[Records excerpted from a collection]
__________

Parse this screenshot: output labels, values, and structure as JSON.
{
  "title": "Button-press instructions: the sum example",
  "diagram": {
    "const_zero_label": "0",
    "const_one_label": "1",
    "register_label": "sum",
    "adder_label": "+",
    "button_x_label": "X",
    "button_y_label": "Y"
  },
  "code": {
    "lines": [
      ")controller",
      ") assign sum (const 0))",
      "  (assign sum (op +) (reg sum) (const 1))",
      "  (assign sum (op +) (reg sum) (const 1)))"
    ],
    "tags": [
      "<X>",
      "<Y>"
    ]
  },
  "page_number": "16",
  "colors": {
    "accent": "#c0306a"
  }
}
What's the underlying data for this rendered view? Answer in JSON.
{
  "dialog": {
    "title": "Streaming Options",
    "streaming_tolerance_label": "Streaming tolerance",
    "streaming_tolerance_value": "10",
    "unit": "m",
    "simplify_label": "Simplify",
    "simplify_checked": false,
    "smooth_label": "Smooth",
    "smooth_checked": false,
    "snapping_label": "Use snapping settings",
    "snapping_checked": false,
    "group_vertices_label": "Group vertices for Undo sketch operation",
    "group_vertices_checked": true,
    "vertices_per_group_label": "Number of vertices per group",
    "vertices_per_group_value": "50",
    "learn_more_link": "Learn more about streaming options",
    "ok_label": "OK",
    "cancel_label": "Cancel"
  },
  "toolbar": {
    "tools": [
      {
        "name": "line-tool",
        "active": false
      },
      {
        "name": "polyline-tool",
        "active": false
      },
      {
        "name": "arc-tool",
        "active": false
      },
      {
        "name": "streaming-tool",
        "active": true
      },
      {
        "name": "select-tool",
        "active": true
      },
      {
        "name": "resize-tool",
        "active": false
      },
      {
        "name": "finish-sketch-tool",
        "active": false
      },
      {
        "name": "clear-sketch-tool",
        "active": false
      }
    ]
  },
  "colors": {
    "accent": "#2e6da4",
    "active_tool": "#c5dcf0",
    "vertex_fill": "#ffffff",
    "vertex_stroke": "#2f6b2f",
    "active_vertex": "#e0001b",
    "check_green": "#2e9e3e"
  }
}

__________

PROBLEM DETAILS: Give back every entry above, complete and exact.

WORKED SOLUTION:
Parse this screenshot: output labels, values, and structure as JSON.
{
  "title": "Button-press instructions: the sum example",
  "diagram": {
    "const_zero_label": "0",
    "const_one_label": "1",
    "register_label": "sum",
    "adder_label": "+",
    "button_x_label": "X",
    "button_y_label": "Y"
  },
  "code": {
    "lines": [
      ")controller",
      ") assign sum (const 0))",
      "  (assign sum (op +) (reg sum) (const 1))",
      "  (assign sum (op +) (reg sum) (const 1)))"
    ],
    "tags": [
      "<X>",
      "<Y>"
    ]
  },
  "page_number": "16",
  "colors": {
    "accent": "#c0306a"
  }
}
What's the underlying data for this rendered view? Answer in JSON.
{
  "dialog": {
    "title": "Streaming Options",
    "streaming_tolerance_label": "Streaming tolerance",
    "streaming_tolerance_value": "10",
    "unit": "m",
    "simplify_label": "Simplify",
    "simplify_checked": false,
    "smooth_label": "Smooth",
    "smooth_checked": false,
    "snapping_label": "Use snapping settings",
    "snapping_checked": false,
    "group_vertices_label": "Group vertices for Undo sketch operation",
    "group_vertices_checked": true,
    "vertices_per_group_label": "Number of vertices per group",
    "vertices_per_group_value": "50",
    "learn_more_link": "Learn more about streaming options",
    "ok_label": "OK",
    "cancel_label": "Cancel"
  },
  "toolbar": {
    "tools": [
      {
        "name": "line-tool",
        "active": false
      },
      {
        "name": "polyline-tool",
        "active": false
      },
      {
        "name": "arc-tool",
        "active": false
      },
      {
        "name": "streaming-tool",
        "active": true
      },
      {
        "name": "select-tool",
        "active": true
      },
      {
        "name": "resize-tool",
        "active": false
      },
      {
        "name": "finish-sketch-tool",
        "active": false
      },
      {
        "name": "clear-sketch-tool",
        "active": false
      }
    ]
  },
  "colors": {
    "accent": "#2e6da4",
    "active_tool": "#c5dcf0",
    "vertex_fill": "#ffffff",
    "vertex_stroke": "#2f6b2f",
    "active_vertex": "#e0001b",
    "check_green": "#2e9e3e"
  }
}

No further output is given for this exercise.